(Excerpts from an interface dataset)
________________________________________
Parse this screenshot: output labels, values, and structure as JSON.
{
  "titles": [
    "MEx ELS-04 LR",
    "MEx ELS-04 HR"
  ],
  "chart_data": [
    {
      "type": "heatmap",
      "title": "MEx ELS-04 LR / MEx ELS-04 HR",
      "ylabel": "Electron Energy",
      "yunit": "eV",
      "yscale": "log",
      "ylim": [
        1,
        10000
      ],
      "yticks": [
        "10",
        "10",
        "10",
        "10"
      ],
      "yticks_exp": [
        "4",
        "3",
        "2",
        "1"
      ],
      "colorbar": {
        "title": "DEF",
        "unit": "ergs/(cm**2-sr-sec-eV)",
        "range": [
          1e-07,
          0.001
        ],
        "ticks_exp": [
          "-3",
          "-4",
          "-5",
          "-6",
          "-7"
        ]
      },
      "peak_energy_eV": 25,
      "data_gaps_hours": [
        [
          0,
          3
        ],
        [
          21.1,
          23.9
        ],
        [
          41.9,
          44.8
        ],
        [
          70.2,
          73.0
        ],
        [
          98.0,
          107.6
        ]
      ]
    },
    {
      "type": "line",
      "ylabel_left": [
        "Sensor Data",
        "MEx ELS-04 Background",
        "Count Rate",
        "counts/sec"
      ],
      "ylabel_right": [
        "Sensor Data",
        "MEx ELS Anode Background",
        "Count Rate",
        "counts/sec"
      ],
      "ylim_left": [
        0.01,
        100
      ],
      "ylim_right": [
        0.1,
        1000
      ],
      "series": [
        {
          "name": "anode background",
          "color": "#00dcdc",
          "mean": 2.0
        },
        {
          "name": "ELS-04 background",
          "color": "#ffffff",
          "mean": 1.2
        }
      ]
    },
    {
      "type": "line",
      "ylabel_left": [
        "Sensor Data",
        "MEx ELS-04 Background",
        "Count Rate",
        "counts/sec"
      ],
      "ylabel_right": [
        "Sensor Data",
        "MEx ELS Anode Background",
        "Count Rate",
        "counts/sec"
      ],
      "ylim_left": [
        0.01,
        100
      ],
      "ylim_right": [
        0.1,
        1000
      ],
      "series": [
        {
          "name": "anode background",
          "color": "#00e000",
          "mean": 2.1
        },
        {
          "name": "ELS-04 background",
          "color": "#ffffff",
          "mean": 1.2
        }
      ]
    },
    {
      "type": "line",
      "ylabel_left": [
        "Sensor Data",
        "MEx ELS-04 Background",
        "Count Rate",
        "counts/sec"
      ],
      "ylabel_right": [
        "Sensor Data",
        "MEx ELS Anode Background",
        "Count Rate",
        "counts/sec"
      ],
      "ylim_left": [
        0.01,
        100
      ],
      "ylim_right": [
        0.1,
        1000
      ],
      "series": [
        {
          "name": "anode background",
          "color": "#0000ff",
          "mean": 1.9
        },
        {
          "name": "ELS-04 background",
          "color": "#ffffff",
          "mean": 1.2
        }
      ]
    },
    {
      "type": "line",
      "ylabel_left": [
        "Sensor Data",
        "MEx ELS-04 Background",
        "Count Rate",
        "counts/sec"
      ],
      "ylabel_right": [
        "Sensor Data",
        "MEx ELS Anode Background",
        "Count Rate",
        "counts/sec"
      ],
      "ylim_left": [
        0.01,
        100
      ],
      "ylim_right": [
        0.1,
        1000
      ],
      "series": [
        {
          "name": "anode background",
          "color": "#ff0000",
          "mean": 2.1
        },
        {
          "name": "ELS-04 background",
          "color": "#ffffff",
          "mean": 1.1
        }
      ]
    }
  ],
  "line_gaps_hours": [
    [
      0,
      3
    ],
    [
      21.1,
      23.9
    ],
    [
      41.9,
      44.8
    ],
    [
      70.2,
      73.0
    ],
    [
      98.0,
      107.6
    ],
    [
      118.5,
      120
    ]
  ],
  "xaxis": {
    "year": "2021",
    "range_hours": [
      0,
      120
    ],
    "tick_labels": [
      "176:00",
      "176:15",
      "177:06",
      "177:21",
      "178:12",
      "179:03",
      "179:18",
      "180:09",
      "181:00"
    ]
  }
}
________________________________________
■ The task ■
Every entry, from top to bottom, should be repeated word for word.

■ Answer to the exercise ■
Parse this screenshot: output labels, values, and structure as JSON.
{
  "titles": [
    "MEx ELS-04 LR",
    "MEx ELS-04 HR"
  ],
  "chart_data": [
    {
      "type": "heatmap",
      "title": "MEx ELS-04 LR / MEx ELS-04 HR",
      "ylabel": "Electron Energy",
      "yunit": "eV",
      "yscale": "log",
      "ylim": [
        1,
        10000
      ],
      "yticks": [
        "10",
        "10",
        "10",
        "10"
      ],
      "yticks_exp": [
        "4",
        "3",
        "2",
        "1"
      ],
      "colorbar": {
        "title": "DEF",
        "unit": "ergs/(cm**2-sr-sec-eV)",
        "range": [
          1e-07,
          0.001
        ],
        "ticks_exp": [
          "-3",
          "-4",
          "-5",
          "-6",
          "-7"
        ]
      },
      "peak_energy_eV": 25,
      "data_gaps_hours": [
        [
          0,
          3
        ],
        [
          21.1,
          23.9
        ],
        [
          41.9,
          44.8
        ],
        [
          70.2,
          73.0
        ],
        [
          98.0,
          107.6
        ]
      ]
    },
    {
      "type": "line",
      "ylabel_left": [
        "Sensor Data",
        "MEx ELS-04 Background",
        "Count Rate",
        "counts/sec"
      ],
      "ylabel_right": [
        "Sensor Data",
        "MEx ELS Anode Background",
        "Count Rate",
        "counts/sec"
      ],
      "ylim_left": [
        0.01,
        100
      ],
      "ylim_right": [
        0.1,
        1000
      ],
      "series": [
        {
          "name": "anode background",
          "color": "#00dcdc",
          "mean": 2.0
        },
        {
          "name": "ELS-04 background",
          "color": "#ffffff",
          "mean": 1.2
        }
      ]
    },
    {
      "type": "line",
      "ylabel_left": [
        "Sensor Data",
        "MEx ELS-04 Background",
        "Count Rate",
        "counts/sec"
      ],
      "ylabel_right": [
        "Sensor Data",
        "MEx ELS Anode Background",
        "Count Rate",
        "counts/sec"
      ],
      "ylim_left": [
        0.01,
        100
      ],
      "ylim_right": [
        0.1,
        1000
      ],
      "series": [
        {
          "name": "anode background",
          "color": "#00e000",
          "mean": 2.1
        },
        {
          "name": "ELS-04 background",
          "color": "#ffffff",
          "mean": 1.2
        }
      ]
    },
    {
      "type": "line",
      "ylabel_left": [
        "Sensor Data",
        "MEx ELS-04 Background",
        "Count Rate",
        "counts/sec"
      ],
      "ylabel_right": [
        "Sensor Data",
        "MEx ELS Anode Background",
        "Count Rate",
        "counts/sec"
      ],
      "ylim_left": [
        0.01,
        100
      ],
      "ylim_right": [
        0.1,
        1000
      ],
      "series": [
        {
          "name": "anode background",
          "color": "#0000ff",
          "mean": 1.9
        },
        {
          "name": "ELS-04 background",
          "color": "#ffffff",
          "mean": 1.2
        }
      ]
    },
    {
      "type": "line",
      "ylabel_left": [
        "Sensor Data",
        "MEx ELS-04 Background",
        "Count Rate",
        "counts/sec"
      ],
      "ylabel_right": [
        "Sensor Data",
        "MEx ELS Anode Background",
        "Count Rate",
        "counts/sec"
      ],
      "ylim_left": [
        0.01,
        100
      ],
      "ylim_right": [
        0.1,
        1000
      ],
      "series": [
        {
          "name": "anode background",
          "color": "#ff0000",
          "mean": 2.1
        },
        {
          "name": "ELS-04 background",
          "color": "#ffffff",
          "mean": 1.1
        }
      ]
    }
  ],
  "line_gaps_hours": [
    [
      0,
      3
    ],
    [
      21.1,
      23.9
    ],
    [
      41.9,
      44.8
    ],
    [
      70.2,
      73.0
    ],
    [
      98.0,
      107.6
    ],
    [
      118.5,
      120
    ]
  ],
  "xaxis": {
    "year": "2021",
    "range_hours": [
      0,
      120
    ],
    "tick_labels": [
      "176:00",
      "176:15",
      "177:06",
      "177:21",
      "178:12",
      "179:03",
      "179:18",
      "180:09",
      "181:00"
    ]
  }
}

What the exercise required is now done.